App and web page records

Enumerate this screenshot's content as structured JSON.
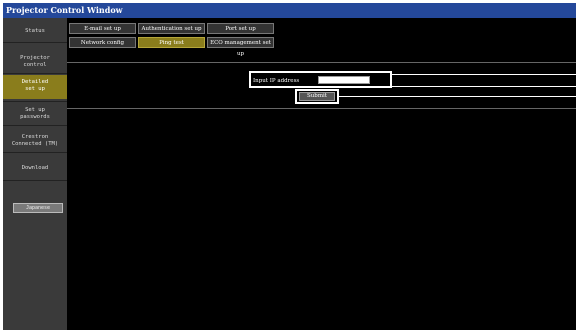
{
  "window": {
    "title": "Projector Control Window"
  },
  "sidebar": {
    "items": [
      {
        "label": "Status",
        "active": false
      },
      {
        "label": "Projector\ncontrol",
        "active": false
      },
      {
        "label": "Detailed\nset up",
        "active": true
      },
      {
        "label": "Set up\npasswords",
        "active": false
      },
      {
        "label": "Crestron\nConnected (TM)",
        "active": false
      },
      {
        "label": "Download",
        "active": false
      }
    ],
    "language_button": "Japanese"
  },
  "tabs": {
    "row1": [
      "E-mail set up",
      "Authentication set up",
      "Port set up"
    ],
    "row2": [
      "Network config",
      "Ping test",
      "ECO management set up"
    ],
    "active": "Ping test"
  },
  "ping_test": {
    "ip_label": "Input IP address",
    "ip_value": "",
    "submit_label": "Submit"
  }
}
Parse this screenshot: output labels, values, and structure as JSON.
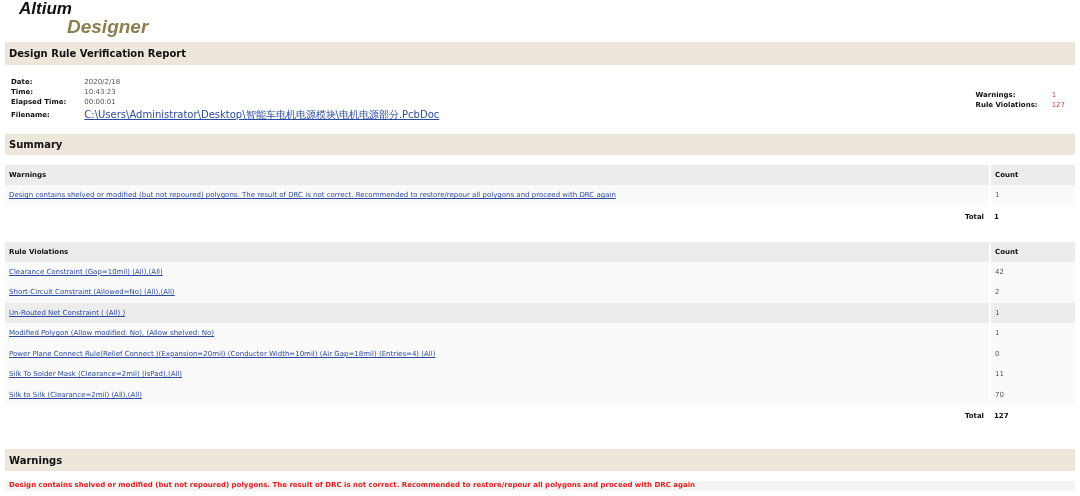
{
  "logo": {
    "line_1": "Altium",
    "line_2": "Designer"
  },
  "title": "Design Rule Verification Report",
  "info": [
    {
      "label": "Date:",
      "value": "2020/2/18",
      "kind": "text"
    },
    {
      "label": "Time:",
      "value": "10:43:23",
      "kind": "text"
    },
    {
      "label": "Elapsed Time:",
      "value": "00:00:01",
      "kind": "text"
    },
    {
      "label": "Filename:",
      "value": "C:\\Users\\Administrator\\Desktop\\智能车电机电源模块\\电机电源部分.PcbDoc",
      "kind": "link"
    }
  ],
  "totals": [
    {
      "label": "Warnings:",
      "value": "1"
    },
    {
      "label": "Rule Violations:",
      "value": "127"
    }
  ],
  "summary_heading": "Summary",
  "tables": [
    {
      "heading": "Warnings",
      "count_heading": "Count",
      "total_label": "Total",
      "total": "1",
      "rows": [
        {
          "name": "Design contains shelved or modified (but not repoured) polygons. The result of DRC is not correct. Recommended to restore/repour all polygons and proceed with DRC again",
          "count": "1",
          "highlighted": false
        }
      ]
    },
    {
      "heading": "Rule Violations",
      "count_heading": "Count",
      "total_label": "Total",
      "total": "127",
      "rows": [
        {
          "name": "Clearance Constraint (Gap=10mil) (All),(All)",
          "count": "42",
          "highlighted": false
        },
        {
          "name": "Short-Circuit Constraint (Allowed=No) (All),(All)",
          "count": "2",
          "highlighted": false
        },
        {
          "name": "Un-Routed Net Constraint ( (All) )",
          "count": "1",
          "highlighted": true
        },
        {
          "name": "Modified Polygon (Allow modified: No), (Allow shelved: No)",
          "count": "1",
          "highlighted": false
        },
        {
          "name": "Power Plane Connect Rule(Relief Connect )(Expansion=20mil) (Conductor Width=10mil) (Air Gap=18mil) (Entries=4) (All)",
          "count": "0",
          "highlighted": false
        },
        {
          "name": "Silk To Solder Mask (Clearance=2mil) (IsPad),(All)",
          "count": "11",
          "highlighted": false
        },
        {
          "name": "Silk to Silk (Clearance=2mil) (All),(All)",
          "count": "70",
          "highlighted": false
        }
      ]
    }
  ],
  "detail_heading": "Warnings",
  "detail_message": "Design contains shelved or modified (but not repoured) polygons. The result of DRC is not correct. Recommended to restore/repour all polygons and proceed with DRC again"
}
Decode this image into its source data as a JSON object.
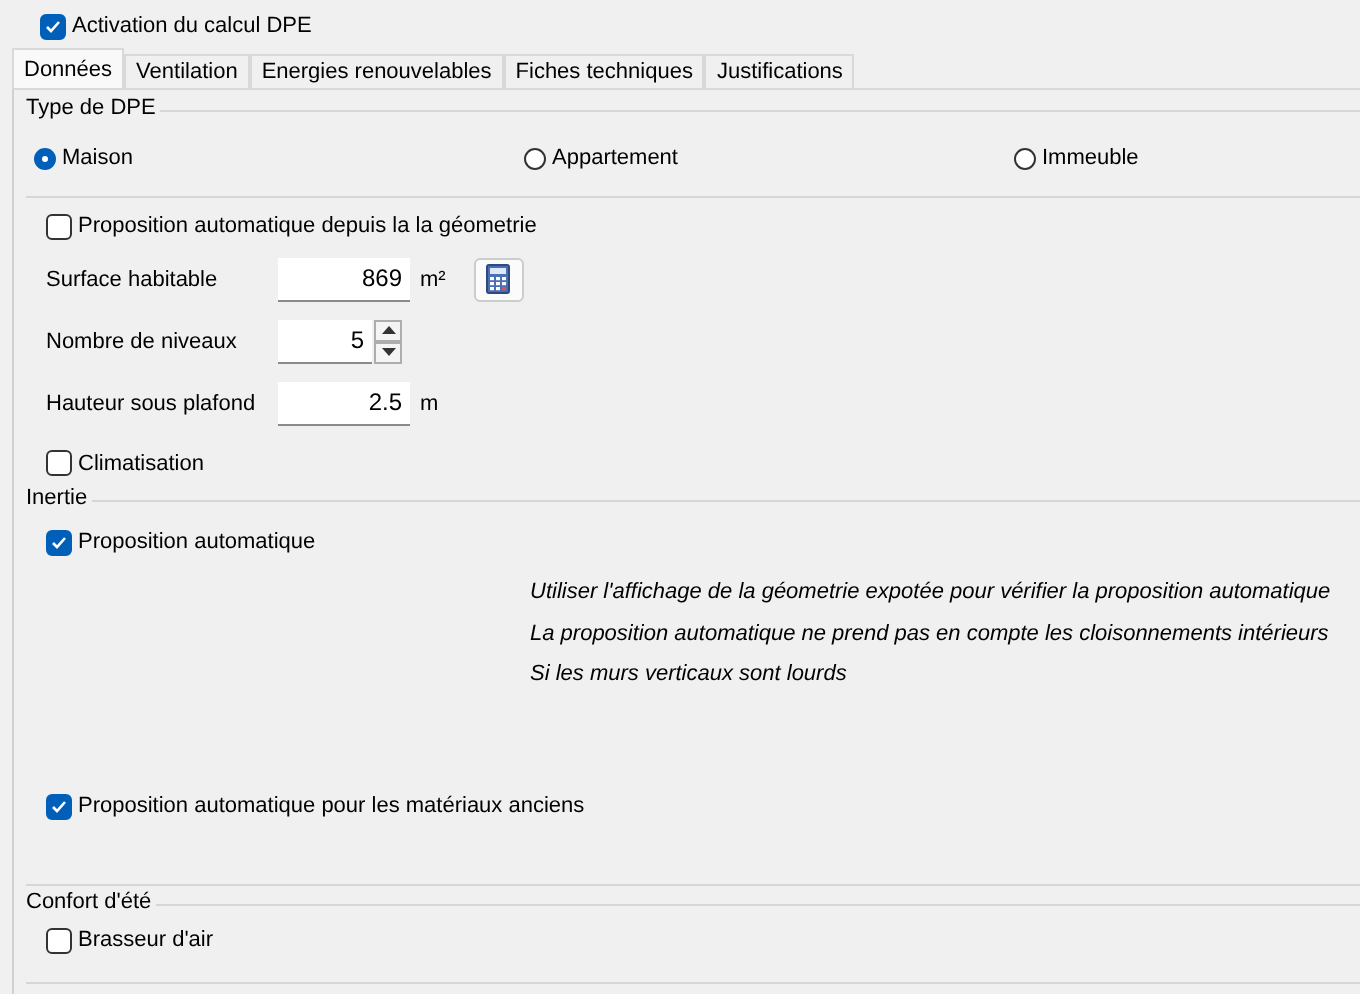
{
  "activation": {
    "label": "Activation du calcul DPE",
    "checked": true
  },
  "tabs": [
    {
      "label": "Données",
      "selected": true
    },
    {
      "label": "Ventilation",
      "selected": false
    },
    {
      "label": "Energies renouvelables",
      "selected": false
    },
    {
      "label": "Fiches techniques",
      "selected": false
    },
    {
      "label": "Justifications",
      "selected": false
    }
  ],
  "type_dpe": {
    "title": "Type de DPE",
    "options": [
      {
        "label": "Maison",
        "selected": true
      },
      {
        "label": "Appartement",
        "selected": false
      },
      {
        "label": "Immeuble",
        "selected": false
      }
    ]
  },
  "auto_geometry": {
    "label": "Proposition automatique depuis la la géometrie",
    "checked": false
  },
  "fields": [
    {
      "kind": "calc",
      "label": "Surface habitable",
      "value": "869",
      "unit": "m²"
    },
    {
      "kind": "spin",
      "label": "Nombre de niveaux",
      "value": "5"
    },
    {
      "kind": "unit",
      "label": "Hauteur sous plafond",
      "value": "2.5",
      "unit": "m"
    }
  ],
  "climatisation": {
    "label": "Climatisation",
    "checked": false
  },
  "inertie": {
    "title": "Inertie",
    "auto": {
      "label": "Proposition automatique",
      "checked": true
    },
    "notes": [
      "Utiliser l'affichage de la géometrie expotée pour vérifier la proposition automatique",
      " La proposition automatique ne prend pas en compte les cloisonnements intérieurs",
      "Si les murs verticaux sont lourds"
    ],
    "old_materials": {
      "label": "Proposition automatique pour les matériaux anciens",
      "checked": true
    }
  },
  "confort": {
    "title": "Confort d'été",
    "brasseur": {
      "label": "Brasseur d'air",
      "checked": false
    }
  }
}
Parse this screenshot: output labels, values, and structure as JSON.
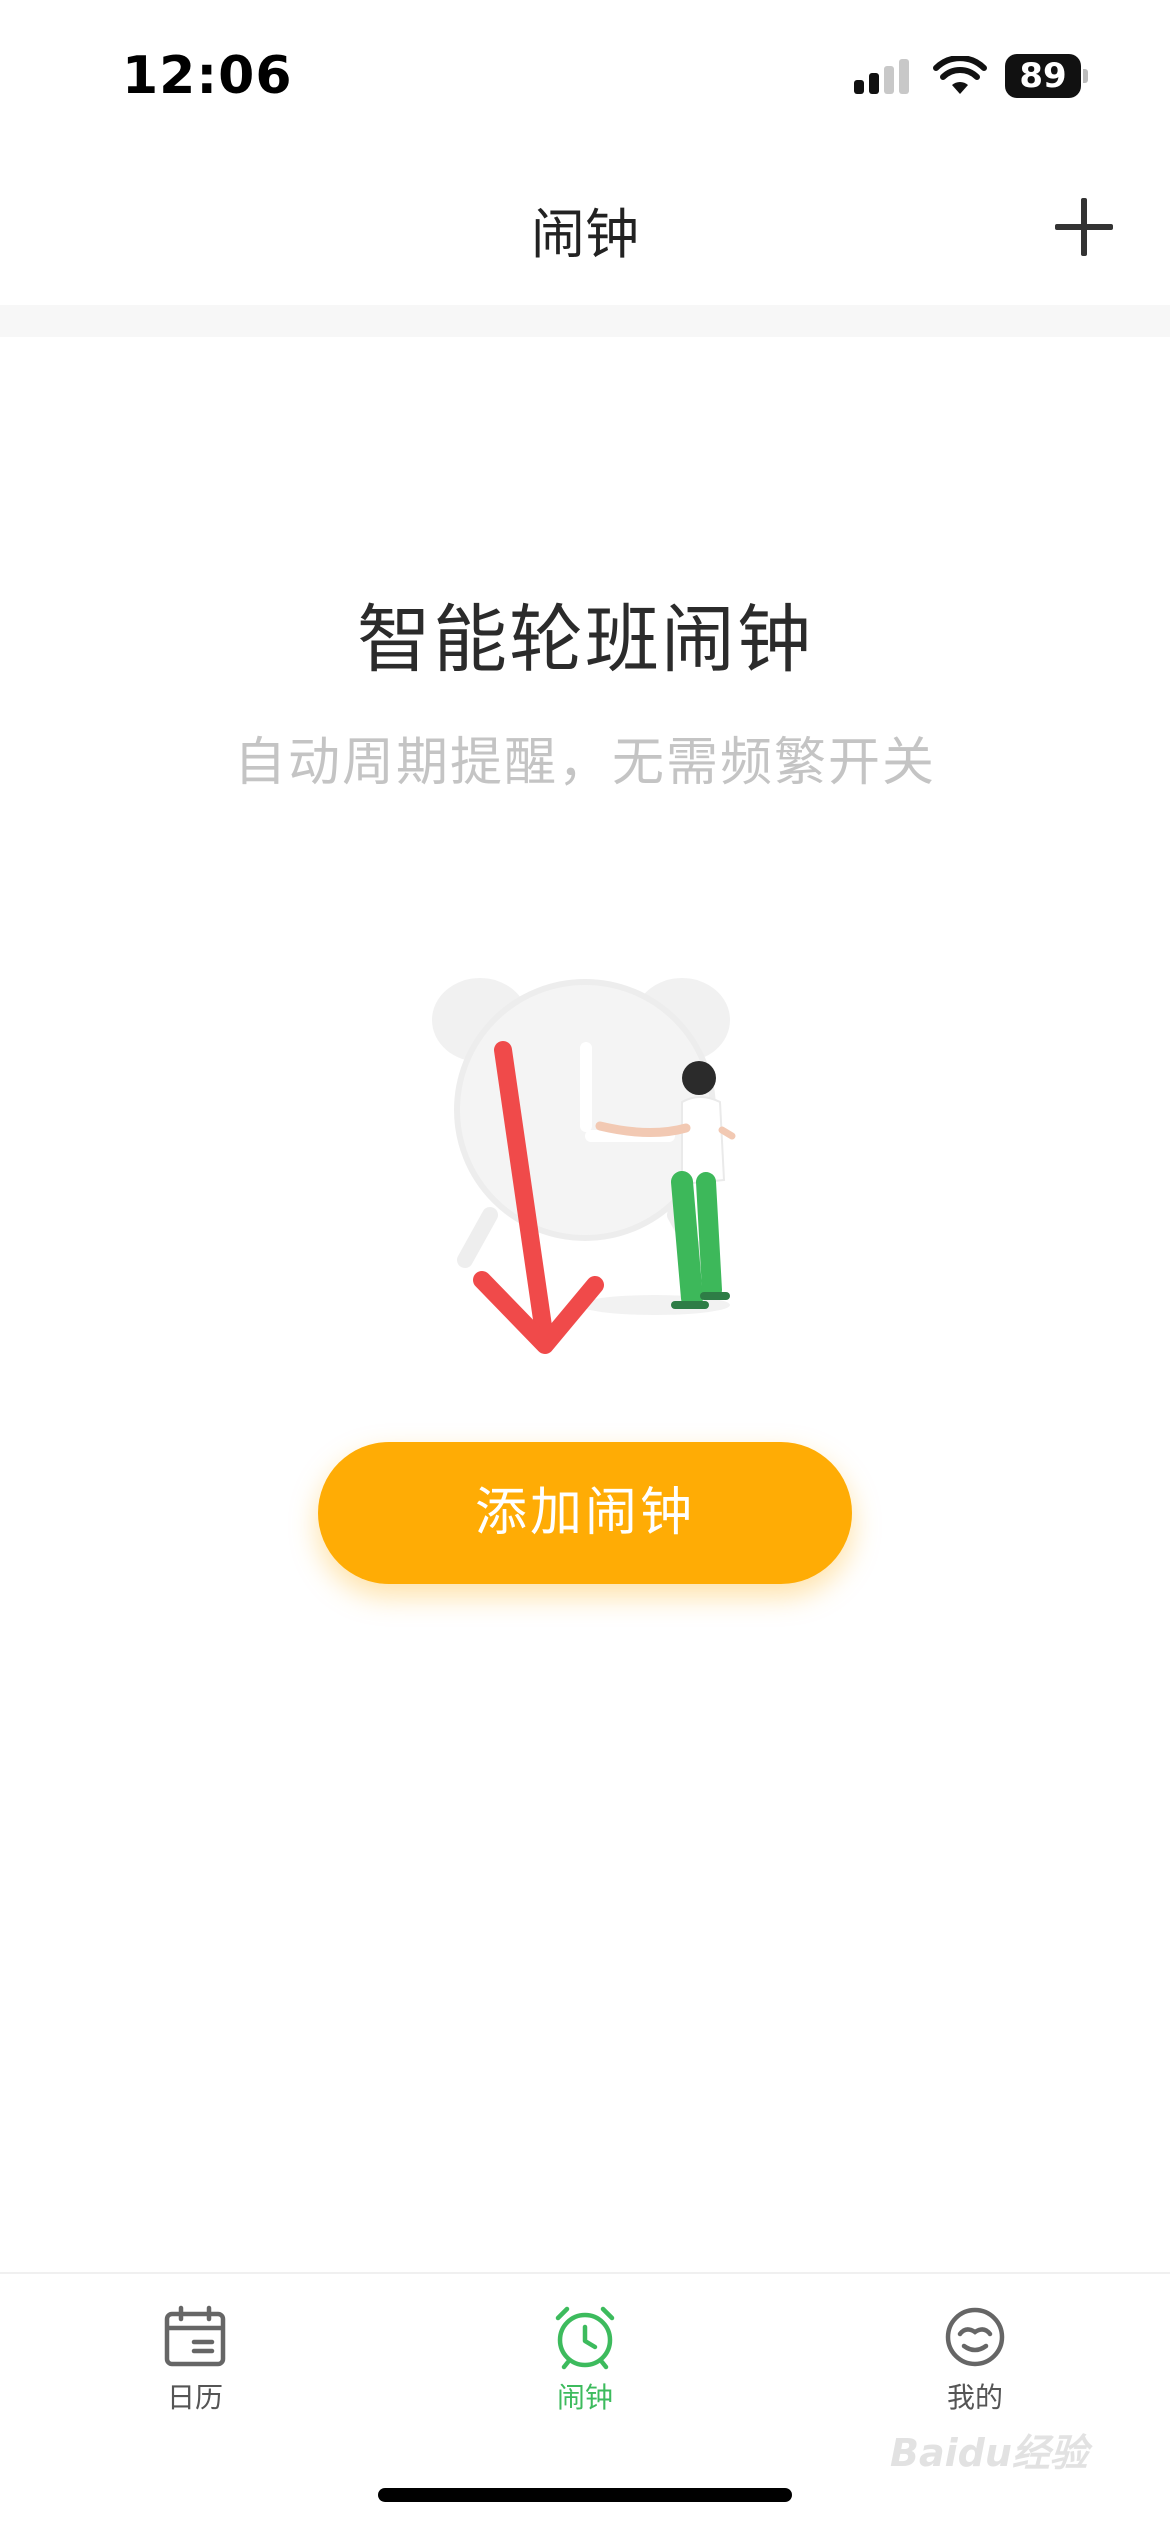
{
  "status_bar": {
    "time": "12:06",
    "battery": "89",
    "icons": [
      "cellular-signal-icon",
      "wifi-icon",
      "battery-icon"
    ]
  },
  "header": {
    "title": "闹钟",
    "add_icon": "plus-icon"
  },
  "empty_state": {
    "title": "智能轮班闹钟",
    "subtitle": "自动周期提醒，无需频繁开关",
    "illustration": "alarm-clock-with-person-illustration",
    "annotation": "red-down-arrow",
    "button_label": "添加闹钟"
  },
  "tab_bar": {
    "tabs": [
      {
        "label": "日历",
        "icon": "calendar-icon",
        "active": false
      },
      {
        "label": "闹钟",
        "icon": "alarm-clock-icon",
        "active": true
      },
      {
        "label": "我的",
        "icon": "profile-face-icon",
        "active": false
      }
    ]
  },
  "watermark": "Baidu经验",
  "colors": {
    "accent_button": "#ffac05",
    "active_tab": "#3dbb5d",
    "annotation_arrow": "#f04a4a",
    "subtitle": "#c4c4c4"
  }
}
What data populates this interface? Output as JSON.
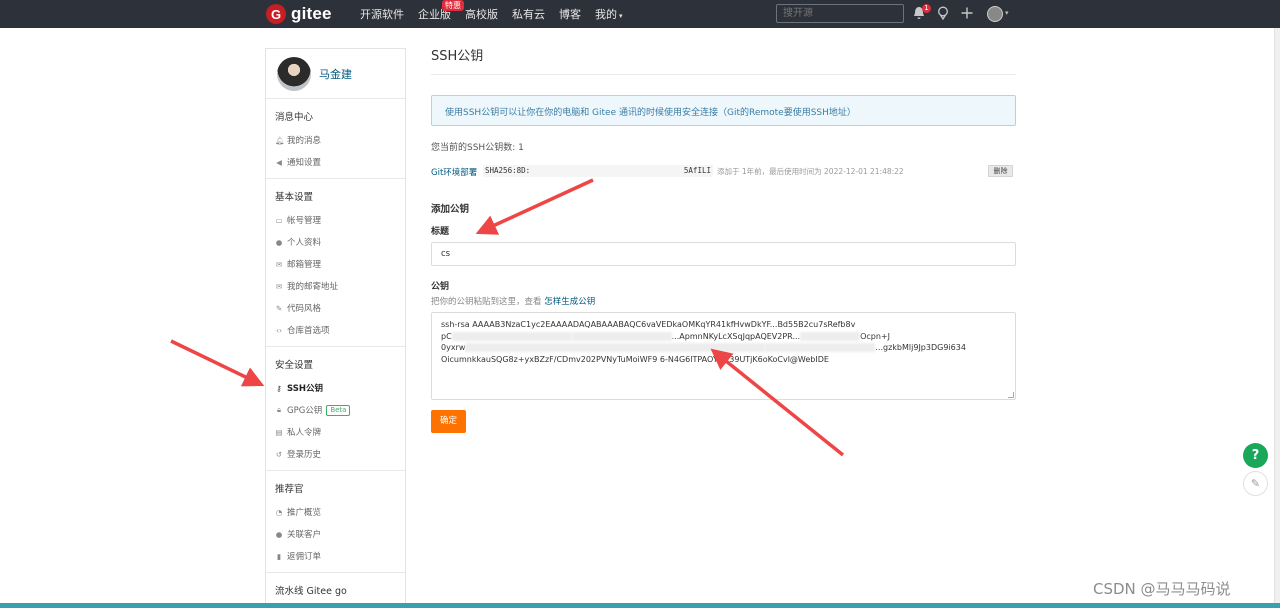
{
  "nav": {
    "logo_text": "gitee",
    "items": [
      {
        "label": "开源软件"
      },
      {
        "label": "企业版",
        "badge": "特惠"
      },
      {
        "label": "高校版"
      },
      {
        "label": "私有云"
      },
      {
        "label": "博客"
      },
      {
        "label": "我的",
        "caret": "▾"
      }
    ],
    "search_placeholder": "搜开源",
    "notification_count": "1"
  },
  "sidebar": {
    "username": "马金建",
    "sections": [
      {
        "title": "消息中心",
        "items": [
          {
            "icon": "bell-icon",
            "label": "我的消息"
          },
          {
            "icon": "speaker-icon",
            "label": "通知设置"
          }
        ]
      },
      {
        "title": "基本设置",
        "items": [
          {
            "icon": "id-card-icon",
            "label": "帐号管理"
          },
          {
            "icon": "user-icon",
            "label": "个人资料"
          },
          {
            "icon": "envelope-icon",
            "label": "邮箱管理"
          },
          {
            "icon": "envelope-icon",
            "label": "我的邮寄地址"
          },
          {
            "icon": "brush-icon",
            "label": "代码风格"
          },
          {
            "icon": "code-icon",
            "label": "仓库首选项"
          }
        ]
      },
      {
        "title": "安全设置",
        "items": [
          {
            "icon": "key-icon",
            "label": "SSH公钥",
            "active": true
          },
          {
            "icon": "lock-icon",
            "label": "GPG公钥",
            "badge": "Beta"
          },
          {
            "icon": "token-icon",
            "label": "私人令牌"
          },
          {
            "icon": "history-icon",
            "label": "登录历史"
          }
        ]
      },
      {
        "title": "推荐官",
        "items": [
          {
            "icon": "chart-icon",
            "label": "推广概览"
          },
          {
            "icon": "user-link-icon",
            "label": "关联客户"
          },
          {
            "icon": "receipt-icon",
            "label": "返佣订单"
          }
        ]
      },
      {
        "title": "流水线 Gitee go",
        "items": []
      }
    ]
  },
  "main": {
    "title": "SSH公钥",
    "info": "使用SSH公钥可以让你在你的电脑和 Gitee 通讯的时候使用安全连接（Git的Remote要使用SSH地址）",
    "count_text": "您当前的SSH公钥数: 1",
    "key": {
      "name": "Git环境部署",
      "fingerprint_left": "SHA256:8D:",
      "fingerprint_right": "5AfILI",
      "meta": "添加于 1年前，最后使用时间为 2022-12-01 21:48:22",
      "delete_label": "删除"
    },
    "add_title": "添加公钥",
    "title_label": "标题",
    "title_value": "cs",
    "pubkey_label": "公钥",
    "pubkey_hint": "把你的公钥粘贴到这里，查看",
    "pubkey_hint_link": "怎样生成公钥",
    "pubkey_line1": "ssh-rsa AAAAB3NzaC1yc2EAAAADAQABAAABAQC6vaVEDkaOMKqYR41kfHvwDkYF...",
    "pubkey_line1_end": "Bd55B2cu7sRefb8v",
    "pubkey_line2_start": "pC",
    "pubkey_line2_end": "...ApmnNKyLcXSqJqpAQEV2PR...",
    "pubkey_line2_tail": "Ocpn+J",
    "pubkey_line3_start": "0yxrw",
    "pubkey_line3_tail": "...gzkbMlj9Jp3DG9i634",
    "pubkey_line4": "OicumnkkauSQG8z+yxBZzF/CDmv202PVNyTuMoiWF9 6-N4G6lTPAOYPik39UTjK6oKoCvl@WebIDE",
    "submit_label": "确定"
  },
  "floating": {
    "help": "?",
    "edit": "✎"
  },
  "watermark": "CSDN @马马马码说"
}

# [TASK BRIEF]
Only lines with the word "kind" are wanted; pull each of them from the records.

# [EXERCISE ANSWER]
      "kind": "text"
      "kind": "text"
      "kind": "text"
      "kind": "link"
      "kind": "calc",
      "kind": "spin",
      "kind": "unit",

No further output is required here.